HC Deb 15 April 1875 vol 223 cc975-6

asked the First Lord of the Treasury, If it is intended to bestow any honours or rewards on any of those who fought the Indian famine for us, or if there is any regulation limiting such honours and rewards to strictly military services?
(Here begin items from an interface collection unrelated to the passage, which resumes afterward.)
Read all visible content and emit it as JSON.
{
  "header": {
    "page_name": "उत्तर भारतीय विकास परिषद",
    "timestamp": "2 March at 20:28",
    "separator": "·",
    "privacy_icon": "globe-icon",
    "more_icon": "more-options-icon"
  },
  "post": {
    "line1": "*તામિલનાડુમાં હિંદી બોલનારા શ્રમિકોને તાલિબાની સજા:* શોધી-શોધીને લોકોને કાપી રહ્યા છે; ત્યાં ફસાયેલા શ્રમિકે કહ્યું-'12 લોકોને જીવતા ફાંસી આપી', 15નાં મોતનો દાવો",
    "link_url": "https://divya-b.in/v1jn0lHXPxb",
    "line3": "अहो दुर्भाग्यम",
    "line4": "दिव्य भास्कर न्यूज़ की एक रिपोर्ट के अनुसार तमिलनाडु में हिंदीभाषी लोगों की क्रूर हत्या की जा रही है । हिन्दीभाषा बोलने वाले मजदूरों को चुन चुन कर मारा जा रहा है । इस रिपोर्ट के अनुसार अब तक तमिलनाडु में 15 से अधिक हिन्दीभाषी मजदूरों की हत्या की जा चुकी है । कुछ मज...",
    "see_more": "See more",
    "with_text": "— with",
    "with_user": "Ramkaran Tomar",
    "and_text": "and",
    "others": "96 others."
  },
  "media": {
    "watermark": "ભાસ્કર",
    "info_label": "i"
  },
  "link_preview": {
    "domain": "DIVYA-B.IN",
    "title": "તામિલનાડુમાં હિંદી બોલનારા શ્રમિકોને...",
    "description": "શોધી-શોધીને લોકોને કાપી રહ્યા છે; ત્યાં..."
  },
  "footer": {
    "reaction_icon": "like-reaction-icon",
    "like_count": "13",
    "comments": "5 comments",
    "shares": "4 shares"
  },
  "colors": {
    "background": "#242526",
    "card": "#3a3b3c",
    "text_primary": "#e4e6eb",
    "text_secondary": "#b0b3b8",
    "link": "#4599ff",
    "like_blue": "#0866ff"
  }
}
The hon. Gentleman apparently assumes in his Question that the honours and rewards conferred by Her Majesty are conferred only for military services; but that is not the case. On the contrary, many honours and rewards have been conferred, even recently, by Her Majesty for services which are strictly civil. There were, I think, three Knights Commanderships of the Bath conferred for Civil services even in this year, besides several Commanderships and Knights Commander-ships of the Order of St. Michael and St. George, and many Knighthoods for Civil services, or for distinction in science and otherwise, by which public respect is gained. There have also been some hereditary honours conferred for Civil services; and therefore I do not think the hon. Gentleman right in his assumption that the honours and rewards conferred by Her Majesty are strictly for military services. With respect to the great labours of those who successfully contended with the Indian Famine, I may say it is but very recently that their success has been attained. On all these occasions—I am not now speaking with reference peculiarly to the labours connected with the Indian Famine, but to labours of this character when the conduct is performed in a distant country and the exertions have been shared by many individuals—it is of great importance that the utmost care should be taken that no mistake is committed—that you should not, for instance, reward the wrong people—a mistake that is sometimes made and not easily remedied. I may also say to the hon. Gentleman that when you are considering such circumstances it should be remembered that all honours, excepting hereditary honours, are with very slight exceptions limited in number. It is not sufficiently known by the country—and, if I might presume to say so, even by the Houses of Parliament—that there is no Order of Knighthood which is not limited in its numbers, and vacancies may not occur for some time. The hon. Gentleman will see, therefore, that there are a great many considerations which have to be taken into account when the distribution of honours or rewards for services of the kind referred to has to be made; and I would say humbly to the hon. Gentleman that, on the whole, considering the difficulties attendant on a satisfactory distribution of such honours and rewards, it is best to leave the exercise of that Prerogative to Her Majesty and her responsible Advisers.